When owning a racehorse, it is important to work with the trainer to pick the right race for your horse. Depending on the relationship between owner and trainer, picking the right race can fall on either party, or in the best case scenario, all parties agree to the right race for their runner.
Just like humans, not all horses are created equal. Therefore, a wide variety of races are offered at all tracks in an attempt to match up competitive groups of horses. A track employee, known as a racing secretary, puts together a book filled with different types of races. This book is called a Condition Book and traditionally, a new one comes out every two or three weeks. Trainers and owners use these books in an attempt to find a race where their horse will be the most competitive.
Traditionally, horses are grouped into one of four different categories:
Maiden – Horses that have never won a race. Once a horse has “broken its maiden” by winning a race, it must progress into one of the ranks listed below.
Claiming – The most common type of race, any horse in this type of race can be purchased for a stipulated price. Claiming prices vary from low to high and theoretically, the higher the price, the better the horse. The thought process is that this class level keeps people from running too good of a horse in too easy of a race because someone will purchase that horse.
Allowance – One step above most claiming ranks, allowance horses are not for sale. These types of races are typically contested amongst better horses that are preparing to compete in stakes races.
Stakes – These races are made up of the most talented horses on the grounds and are typically run for the largest purses. Traditionally, it costs additional money to start your horse in a stakes race.
Within each of these classes, there are subclasses that allow for horses to find even more competitive race. Furthermore, races are typically divided such that fillies (females) run against one another and colts (males) run against one another. We’ll cover some of these details today and will save other information regarding subclasses for another post.
Races Available for Crown the Cat
If you had a chance to look at the first post on this blog, you saw that Crown the Cat is a maiden, she has yet to win a race during her career. There are a few different classes of maidens that will run at Canterbury Park this summer, some of these are: Maiden Special Weight, Maiden Claiming $10,000 and Maiden Claiming $5,000.
Crown the Cat most recently raced in a Maiden Claiming $15,000 race at Indiana Downs and the start before that she raced in a Maiden Claiming $10,000 at the Fair Grounds in New Orleans. Due to the fact that she has been competitive at these levels, it makes the most sense to run her back at the Maiden Claiming $10,000 level at Canterbury Park.

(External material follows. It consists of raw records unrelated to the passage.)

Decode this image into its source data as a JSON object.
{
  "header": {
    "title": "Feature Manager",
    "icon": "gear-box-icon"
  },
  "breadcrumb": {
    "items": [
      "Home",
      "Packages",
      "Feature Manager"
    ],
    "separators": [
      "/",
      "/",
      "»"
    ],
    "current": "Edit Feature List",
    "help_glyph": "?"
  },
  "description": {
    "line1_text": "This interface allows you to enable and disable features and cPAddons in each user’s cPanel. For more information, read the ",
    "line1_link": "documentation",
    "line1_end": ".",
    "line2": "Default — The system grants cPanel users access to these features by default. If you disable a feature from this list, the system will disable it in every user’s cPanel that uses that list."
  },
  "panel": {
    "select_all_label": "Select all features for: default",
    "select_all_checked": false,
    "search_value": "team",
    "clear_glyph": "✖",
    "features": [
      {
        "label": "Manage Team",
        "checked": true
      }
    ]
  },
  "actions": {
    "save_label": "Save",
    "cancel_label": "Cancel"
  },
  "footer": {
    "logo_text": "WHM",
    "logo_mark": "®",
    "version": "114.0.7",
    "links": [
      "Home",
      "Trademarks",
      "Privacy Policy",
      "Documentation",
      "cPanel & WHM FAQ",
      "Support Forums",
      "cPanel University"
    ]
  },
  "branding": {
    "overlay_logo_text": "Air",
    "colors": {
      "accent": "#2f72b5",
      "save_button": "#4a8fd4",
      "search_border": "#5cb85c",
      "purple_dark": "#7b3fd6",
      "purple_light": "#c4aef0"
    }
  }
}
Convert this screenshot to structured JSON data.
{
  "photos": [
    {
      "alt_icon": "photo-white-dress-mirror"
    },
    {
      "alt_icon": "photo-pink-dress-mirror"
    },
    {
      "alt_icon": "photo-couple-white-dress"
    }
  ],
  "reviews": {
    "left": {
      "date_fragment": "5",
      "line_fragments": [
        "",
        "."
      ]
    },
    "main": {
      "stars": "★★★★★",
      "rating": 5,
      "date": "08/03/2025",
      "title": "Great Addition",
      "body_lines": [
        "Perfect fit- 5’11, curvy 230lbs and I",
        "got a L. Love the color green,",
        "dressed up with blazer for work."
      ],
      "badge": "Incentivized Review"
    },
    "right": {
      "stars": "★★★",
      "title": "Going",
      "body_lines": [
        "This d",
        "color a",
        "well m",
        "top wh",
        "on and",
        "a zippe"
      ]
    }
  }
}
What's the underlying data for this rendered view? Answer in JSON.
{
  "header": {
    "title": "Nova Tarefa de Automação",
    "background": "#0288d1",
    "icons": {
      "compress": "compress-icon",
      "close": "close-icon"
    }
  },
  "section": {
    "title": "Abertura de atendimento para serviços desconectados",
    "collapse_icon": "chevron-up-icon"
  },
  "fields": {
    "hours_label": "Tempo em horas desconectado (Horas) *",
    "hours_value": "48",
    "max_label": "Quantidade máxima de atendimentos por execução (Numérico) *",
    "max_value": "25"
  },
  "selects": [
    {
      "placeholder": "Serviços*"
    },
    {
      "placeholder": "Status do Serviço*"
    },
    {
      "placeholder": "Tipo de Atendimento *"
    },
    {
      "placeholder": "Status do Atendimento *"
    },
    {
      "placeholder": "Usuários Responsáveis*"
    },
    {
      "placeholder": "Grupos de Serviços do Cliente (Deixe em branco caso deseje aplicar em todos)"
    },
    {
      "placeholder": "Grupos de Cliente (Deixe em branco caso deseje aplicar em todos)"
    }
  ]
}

There are two Maiden Claiming $10,000 races for fillies (females) in the condition book for opening weekend. The first is one is scheduled to be competed on Friday and the conditions are as follows:
Substitute Race #2:
For maidens, fillies and mares three year olds and upwards. Claiming Price: $10,000. One Mile. Purse: $6,500
Click this picture of the condition book to see the race, Sub. Race #2
The second race is scheduled for Saturday and reads:
For maidens, fillies and mares three year olds and upwards. Claiming Price: $10,000. Six Furlongs. Purse: $6,500
Click this picture of the condition book to see the race, Third Race.
The only difference between these two races is the distance. Friday’s race is scheduled for one mile and Saturday’s is for six furlongs. (There are eight furlongs in a mile, thus the race on Saturday is a ¾ mile race.) At this point, our preference would be to run in the race on Friday because our filly has shown slightly more ability running at longer distances and she will likely hold a greater fitness advantage over her potential rivals in a longer race. Her most recent race was contested at that same distance and she ran a very competitive second.
Unfortunately, not all races that are scheduled by a racetrack are actually used. Tracks write more races than end up being contested because it isn’t always possible to determine which races are going to draw the best fields (highest number of horses). Customarily, tracks try to use races with more horses entered in them in attempt to generate the most betting handle (revenue). Furthermore, early in the meet, it is a definite possibility that Friday’s race, the one mile event, might not field enough horses due to the fact that many of them are still working out in order to get back into shape as they haven’t raced since last racing season.
Therefore, at this time, our plan for this week will be to enter Crown the Cat on Tuesday for Friday’s race (the one mile race). If that race doesn’t fill, we will enter on Wednesday for Saturday’s race (the six furlong sprint). In all likelihood, one of these two races will field enough entries and will be contested on opening weekend.
Due to the fact that she is fit, Crown the Cat will be ready for either race. Our first preference would be to run Friday, but Saturday would also make sense.
There is a lot of information contained within this post, if you have any questions, please comment and we will post answers. Racing is a complicated game and the goal of this club is to help you understand some of the finer points. Therefore, please be sure to ask all of your questions.
Tomorrow, we’ll give you more information regarding the conditions of the potential races for Crown the Cat and we will keep you updated on the entry process throughout the week. Keep your fingers crossed this week, hopefully we’ll be able to race next weekend!